_TASK BRIEF_: In the entries below, how many lines include "Quantity"? Reply with the number and nothing more.

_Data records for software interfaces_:
===============
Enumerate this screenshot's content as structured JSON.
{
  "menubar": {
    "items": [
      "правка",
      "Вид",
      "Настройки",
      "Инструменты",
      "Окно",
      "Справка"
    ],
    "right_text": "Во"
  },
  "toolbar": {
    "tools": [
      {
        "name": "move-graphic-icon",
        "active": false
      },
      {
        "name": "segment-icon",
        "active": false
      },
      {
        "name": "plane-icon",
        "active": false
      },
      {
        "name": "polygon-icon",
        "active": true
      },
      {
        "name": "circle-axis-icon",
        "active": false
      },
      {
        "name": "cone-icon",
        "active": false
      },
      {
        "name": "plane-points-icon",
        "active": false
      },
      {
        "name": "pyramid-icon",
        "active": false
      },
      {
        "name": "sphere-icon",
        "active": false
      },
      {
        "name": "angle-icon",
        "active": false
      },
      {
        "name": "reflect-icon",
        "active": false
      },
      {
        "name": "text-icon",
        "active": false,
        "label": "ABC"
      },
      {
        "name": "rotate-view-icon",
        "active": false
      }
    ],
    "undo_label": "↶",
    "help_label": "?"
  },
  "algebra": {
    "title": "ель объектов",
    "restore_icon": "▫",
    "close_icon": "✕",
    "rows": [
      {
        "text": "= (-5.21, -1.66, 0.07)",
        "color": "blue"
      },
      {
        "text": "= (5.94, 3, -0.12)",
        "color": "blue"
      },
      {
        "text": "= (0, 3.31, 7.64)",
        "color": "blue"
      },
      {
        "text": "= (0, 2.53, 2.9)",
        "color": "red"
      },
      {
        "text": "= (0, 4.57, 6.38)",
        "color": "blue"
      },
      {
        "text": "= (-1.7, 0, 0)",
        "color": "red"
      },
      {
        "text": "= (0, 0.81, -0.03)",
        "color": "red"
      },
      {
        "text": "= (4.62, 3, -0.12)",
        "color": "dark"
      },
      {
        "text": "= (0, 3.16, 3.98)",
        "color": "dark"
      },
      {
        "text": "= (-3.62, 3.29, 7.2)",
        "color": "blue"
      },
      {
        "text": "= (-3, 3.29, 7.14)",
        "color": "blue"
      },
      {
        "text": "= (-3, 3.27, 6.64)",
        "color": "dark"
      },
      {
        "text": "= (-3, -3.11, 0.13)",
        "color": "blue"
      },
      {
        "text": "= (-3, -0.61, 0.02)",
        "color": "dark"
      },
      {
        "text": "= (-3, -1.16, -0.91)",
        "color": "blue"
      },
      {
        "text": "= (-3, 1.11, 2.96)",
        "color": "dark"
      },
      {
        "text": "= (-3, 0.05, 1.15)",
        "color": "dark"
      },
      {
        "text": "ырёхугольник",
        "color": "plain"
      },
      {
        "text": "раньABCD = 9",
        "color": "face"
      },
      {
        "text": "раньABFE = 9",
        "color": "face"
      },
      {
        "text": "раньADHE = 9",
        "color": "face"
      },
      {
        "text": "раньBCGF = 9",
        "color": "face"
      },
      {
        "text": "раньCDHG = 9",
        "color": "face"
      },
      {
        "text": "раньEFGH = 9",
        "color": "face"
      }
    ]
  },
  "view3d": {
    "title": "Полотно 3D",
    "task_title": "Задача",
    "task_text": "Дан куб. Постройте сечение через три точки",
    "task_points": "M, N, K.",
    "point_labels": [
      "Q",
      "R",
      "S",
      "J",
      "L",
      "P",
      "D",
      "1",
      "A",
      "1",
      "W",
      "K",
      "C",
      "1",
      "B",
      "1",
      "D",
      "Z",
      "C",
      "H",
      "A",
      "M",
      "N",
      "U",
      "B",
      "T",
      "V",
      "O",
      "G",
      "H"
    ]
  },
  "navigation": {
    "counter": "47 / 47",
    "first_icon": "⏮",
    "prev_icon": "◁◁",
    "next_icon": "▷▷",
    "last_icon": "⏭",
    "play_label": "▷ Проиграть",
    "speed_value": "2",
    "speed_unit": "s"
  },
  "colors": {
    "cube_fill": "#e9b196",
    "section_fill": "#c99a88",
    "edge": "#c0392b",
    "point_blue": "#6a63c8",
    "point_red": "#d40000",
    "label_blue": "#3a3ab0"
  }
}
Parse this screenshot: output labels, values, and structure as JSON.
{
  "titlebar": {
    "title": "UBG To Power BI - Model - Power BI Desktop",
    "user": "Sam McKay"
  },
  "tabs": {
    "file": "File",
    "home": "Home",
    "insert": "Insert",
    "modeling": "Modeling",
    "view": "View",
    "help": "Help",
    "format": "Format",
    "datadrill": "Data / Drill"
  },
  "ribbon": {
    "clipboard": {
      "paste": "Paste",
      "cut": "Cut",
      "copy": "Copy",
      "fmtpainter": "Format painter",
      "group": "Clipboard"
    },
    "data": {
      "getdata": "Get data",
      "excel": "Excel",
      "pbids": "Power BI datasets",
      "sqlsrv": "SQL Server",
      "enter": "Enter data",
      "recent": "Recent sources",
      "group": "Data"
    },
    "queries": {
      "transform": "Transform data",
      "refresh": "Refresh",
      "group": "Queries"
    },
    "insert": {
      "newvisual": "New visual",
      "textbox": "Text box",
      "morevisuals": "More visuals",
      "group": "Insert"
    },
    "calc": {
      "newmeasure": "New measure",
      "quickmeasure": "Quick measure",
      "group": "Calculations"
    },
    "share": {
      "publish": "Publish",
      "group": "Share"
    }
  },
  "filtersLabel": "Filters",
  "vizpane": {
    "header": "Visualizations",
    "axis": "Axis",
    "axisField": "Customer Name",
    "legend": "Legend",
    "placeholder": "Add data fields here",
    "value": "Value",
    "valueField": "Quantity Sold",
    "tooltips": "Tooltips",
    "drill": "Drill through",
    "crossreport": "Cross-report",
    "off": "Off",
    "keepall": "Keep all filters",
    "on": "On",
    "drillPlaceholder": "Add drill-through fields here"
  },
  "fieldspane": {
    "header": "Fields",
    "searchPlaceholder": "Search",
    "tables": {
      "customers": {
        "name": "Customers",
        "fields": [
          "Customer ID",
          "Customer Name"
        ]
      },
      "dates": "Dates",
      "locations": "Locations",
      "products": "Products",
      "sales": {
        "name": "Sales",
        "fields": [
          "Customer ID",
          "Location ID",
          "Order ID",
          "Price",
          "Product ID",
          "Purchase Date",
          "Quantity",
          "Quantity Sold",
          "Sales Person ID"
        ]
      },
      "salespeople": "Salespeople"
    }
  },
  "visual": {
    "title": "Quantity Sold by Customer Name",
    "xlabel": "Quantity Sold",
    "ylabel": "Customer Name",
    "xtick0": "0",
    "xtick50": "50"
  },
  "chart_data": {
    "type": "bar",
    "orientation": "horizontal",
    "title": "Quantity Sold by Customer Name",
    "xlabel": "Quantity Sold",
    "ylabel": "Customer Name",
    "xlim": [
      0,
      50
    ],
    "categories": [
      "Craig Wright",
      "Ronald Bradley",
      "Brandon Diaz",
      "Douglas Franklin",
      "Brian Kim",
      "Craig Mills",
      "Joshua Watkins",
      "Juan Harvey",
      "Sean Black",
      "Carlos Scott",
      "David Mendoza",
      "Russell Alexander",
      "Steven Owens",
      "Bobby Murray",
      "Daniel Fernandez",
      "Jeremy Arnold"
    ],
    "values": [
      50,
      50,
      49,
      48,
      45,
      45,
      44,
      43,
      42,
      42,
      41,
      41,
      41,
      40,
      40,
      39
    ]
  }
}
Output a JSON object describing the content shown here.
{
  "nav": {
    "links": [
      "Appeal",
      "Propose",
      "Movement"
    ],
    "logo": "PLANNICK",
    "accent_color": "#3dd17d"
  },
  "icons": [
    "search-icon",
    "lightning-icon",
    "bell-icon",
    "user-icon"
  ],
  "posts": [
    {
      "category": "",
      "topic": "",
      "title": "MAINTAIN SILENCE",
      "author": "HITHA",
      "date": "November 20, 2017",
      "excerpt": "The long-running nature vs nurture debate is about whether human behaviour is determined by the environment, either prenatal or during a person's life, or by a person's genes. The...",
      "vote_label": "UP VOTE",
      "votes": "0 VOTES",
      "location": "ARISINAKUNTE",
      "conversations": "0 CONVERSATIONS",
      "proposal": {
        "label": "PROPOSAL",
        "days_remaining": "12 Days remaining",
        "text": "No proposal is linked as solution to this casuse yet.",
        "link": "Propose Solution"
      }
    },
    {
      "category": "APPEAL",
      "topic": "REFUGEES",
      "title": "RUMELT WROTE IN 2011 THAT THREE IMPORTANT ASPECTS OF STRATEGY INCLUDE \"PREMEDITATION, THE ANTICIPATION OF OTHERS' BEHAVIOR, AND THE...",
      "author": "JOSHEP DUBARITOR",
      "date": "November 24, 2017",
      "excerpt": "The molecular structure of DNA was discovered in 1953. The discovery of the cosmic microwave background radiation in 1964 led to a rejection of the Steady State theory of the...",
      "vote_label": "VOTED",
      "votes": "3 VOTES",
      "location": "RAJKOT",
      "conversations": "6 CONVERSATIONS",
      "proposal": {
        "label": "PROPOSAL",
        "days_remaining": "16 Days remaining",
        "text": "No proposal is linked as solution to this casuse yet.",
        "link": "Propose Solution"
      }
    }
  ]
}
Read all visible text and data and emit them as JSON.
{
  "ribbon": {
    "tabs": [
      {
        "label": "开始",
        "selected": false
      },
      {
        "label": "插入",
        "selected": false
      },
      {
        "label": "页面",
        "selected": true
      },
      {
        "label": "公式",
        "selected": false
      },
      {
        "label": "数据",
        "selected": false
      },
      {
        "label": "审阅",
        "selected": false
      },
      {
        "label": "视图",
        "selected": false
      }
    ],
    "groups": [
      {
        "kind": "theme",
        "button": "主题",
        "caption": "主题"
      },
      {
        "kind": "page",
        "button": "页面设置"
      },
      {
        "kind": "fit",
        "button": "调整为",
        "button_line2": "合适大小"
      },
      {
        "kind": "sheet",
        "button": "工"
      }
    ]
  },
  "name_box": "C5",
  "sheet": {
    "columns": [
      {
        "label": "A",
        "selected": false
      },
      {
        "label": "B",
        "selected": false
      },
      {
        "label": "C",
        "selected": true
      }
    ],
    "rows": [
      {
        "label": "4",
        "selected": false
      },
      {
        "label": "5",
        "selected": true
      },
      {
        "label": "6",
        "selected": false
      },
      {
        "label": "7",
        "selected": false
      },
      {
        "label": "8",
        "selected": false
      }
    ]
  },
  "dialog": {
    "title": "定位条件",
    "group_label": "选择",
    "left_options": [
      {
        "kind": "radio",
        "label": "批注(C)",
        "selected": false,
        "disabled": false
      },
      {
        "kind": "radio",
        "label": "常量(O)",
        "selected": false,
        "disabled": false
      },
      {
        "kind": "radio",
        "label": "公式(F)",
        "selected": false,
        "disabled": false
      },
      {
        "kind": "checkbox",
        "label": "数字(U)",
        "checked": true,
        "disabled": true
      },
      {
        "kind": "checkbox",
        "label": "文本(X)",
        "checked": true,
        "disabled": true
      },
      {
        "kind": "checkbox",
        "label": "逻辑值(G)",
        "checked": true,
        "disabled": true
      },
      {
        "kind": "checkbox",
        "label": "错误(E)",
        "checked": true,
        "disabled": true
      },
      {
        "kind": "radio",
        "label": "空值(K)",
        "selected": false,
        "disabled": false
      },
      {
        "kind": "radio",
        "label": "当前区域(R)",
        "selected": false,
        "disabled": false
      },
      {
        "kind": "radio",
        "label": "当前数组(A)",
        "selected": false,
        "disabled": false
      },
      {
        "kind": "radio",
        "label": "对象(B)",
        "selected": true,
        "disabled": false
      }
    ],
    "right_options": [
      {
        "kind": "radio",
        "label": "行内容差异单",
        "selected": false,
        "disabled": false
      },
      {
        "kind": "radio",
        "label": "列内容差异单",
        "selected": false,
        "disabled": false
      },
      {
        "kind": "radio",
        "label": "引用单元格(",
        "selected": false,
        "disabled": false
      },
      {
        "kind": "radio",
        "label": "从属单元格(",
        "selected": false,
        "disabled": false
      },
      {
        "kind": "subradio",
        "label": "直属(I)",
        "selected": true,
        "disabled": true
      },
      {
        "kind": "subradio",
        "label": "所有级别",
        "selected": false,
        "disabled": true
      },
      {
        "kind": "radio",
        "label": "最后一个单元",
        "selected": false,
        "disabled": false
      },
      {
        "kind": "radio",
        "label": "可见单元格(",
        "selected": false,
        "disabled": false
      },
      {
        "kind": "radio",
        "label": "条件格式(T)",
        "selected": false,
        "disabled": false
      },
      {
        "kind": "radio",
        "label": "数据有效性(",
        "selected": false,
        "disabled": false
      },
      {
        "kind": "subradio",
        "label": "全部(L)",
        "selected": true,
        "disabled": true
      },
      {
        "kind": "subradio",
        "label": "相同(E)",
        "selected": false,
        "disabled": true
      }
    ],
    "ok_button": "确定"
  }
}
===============
_OUTPUT OF THE EXERCISE_: 7